- DIRECTIONS -
Gather from the material every line that contains the string "title".
^^^^^^^^
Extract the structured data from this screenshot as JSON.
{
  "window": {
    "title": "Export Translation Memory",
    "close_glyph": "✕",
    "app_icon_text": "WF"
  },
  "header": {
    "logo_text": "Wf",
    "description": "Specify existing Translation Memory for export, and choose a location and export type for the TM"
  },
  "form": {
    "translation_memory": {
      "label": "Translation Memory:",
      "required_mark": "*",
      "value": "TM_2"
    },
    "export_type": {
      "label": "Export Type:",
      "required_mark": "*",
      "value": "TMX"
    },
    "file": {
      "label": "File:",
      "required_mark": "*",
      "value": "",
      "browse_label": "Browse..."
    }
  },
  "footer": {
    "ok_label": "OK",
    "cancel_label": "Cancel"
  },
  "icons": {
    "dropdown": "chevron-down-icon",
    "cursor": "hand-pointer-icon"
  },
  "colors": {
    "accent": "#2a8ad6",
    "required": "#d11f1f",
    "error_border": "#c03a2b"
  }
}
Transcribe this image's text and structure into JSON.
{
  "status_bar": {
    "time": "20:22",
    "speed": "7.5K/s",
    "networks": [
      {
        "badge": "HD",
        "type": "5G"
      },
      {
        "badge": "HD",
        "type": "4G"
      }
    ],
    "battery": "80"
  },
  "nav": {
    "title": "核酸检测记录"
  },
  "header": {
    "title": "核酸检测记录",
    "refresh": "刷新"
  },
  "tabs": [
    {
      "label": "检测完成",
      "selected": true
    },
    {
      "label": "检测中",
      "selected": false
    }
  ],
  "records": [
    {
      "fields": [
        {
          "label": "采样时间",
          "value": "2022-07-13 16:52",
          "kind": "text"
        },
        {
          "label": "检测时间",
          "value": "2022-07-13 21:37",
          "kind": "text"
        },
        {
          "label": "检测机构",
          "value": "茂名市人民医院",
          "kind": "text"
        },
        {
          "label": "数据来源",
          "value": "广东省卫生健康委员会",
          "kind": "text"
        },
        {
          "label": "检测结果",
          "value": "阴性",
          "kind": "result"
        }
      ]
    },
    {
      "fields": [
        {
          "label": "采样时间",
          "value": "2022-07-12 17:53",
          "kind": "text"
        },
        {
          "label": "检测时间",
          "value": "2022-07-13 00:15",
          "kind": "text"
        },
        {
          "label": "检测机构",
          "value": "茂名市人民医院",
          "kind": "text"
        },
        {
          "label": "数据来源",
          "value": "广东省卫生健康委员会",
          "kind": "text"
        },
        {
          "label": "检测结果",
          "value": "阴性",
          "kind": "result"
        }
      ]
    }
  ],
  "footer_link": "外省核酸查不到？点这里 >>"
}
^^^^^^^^
- WRITTEN ANSWER -
    "title": "Export Translation Memory",
    "title": "核酸检测记录"
    "title": "核酸检测记录",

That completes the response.